Items from an interface collection:
============

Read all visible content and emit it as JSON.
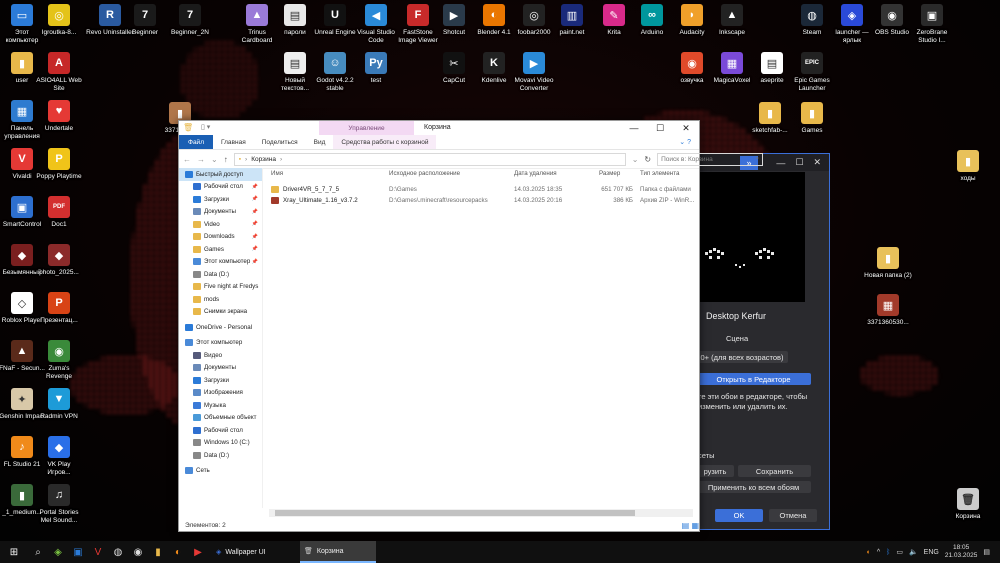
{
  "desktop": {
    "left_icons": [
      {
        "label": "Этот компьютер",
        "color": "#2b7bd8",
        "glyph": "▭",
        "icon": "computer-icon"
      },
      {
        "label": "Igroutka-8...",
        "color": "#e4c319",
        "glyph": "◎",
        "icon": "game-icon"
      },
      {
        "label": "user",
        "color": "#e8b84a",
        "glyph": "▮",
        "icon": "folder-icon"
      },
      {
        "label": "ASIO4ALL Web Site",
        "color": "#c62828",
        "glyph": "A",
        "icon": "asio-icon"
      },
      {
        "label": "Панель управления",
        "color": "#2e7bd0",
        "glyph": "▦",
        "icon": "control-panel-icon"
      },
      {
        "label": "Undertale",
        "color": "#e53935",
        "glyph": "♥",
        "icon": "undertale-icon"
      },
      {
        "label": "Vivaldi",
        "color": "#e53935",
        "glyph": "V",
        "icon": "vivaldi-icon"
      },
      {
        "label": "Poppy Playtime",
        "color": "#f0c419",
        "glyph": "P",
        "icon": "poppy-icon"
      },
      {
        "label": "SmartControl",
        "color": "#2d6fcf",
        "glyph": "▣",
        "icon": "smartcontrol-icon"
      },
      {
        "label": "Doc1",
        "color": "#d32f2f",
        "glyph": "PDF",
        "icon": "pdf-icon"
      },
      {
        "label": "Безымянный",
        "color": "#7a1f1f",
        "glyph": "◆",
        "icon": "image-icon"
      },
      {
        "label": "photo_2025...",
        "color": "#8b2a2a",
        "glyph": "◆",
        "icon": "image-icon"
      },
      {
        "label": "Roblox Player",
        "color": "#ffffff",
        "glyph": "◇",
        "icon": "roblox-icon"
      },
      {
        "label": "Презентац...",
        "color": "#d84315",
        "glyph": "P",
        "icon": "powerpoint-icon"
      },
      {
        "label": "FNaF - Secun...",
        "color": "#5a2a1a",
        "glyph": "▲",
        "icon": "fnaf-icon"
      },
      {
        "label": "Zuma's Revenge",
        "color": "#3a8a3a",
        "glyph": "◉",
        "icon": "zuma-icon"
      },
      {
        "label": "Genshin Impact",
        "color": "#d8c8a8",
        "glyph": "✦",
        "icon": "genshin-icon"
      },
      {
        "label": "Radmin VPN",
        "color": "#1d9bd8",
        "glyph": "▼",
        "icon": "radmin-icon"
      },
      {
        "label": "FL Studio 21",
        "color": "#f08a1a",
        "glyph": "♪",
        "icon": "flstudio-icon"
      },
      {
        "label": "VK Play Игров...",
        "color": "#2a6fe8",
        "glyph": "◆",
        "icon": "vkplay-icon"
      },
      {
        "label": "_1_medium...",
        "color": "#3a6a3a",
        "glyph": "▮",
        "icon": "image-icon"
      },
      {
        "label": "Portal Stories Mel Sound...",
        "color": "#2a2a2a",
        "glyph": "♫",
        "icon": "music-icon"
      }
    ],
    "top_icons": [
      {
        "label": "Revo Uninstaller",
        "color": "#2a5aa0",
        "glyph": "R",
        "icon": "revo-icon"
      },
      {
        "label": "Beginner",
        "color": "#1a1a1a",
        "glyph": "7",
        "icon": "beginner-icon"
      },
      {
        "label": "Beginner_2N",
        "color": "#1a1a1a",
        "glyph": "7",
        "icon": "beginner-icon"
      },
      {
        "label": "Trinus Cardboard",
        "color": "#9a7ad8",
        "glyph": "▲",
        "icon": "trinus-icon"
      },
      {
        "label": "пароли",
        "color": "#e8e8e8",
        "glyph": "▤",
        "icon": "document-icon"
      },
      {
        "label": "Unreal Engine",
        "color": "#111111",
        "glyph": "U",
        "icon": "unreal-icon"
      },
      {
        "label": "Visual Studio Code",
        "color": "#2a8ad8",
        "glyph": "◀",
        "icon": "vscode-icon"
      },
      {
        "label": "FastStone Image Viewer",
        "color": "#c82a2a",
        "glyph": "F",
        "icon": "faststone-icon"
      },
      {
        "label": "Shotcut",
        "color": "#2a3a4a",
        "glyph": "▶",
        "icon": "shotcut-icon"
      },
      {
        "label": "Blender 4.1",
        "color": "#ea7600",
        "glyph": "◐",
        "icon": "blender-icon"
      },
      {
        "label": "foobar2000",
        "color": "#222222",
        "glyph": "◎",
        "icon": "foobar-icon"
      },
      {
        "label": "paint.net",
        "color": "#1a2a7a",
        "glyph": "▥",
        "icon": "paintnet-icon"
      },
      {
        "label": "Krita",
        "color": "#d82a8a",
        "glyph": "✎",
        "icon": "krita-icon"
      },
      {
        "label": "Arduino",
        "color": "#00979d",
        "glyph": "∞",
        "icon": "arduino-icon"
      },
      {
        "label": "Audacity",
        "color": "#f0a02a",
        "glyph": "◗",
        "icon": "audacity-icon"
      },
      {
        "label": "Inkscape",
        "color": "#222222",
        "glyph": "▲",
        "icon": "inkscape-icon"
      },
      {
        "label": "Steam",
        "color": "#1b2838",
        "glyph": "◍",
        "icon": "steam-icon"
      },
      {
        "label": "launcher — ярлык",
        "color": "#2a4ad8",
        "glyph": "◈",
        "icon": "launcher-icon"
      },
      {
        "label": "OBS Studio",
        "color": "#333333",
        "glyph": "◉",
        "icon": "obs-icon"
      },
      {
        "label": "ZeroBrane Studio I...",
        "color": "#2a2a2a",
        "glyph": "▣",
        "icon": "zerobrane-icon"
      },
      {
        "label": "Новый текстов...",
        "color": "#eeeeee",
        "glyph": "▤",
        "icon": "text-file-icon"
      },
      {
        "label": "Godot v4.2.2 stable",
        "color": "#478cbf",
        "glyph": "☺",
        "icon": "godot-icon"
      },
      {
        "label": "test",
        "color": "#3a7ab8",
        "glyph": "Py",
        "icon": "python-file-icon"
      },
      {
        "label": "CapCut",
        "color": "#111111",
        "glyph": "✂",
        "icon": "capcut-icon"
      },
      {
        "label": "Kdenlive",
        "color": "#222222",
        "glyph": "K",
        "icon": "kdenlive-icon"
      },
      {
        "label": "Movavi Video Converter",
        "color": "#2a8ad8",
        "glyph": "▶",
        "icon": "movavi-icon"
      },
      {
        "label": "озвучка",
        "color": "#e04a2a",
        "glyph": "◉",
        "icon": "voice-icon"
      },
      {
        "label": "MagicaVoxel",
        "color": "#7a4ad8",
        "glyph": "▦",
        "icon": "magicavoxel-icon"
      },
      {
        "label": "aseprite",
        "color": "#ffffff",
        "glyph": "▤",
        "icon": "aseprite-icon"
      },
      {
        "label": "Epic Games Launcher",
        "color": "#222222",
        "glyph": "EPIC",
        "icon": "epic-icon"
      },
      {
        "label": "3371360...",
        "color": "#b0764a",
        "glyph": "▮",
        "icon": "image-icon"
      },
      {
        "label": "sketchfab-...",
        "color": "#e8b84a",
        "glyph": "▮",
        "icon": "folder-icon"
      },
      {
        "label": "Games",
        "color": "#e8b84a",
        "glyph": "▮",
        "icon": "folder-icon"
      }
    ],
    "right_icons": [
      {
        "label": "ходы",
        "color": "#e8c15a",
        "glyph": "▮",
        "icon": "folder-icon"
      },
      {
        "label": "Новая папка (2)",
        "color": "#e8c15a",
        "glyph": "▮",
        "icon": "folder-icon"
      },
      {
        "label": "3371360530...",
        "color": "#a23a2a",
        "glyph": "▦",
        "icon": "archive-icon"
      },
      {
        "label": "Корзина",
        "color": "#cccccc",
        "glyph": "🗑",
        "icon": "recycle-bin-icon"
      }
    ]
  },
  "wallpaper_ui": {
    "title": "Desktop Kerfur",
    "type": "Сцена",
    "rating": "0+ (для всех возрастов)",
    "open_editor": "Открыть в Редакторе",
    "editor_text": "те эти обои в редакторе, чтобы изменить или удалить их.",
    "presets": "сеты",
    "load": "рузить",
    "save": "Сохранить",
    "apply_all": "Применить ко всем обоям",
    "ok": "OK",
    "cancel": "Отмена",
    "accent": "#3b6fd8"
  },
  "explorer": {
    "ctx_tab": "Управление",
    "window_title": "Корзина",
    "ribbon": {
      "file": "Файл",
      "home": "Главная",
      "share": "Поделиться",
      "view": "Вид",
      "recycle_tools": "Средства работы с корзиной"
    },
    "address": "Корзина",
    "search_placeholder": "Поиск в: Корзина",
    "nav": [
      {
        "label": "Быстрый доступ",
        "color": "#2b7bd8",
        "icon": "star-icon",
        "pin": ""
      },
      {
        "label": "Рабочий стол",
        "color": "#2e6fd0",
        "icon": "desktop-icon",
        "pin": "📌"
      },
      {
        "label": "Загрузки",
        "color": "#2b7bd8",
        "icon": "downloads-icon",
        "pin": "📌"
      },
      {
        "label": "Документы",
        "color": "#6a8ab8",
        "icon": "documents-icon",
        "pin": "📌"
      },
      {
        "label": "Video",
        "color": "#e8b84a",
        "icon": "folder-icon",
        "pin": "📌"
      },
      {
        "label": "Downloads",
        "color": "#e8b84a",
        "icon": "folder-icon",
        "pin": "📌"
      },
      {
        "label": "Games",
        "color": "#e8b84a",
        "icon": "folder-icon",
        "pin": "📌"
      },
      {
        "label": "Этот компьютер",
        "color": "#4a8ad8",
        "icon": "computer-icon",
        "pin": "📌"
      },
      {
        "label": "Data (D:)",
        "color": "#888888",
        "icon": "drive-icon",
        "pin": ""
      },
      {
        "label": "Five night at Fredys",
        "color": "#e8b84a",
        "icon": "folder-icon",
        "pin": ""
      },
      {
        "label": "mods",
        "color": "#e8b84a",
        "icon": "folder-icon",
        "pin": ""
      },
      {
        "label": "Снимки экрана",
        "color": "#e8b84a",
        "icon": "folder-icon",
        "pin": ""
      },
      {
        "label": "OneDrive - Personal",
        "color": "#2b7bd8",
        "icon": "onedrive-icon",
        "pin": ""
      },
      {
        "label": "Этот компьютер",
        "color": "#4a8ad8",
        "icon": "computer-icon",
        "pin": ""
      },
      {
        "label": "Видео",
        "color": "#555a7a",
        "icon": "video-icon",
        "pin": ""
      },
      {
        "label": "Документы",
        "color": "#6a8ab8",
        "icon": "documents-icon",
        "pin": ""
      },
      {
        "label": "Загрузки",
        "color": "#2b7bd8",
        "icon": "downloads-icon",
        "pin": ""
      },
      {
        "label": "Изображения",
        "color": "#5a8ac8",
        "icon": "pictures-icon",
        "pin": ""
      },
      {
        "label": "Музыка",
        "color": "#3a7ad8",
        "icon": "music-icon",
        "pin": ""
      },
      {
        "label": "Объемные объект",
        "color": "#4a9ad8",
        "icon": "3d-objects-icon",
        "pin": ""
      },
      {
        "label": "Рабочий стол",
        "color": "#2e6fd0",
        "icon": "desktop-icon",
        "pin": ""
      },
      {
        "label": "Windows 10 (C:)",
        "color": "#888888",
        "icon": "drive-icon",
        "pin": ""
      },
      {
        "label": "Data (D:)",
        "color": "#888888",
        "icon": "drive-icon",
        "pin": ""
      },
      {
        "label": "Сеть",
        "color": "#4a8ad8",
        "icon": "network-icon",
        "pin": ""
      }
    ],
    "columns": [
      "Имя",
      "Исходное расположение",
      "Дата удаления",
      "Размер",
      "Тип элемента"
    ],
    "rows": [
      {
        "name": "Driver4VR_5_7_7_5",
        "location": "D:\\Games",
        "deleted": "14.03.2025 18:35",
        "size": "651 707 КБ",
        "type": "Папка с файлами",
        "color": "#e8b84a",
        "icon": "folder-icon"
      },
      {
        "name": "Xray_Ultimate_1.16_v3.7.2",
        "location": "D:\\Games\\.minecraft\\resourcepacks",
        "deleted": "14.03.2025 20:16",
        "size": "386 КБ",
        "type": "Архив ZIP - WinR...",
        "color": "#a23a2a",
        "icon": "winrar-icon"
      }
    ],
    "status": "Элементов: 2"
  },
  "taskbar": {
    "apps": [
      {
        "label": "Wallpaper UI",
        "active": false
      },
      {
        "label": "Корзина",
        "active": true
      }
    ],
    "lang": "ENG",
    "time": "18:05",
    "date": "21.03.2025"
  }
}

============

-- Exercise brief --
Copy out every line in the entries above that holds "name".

-- Answer for this exercise --
        "name": "Driver4VR_5_7_7_5",
        "name": "Xray_Ultimate_1.16_v3.7.2",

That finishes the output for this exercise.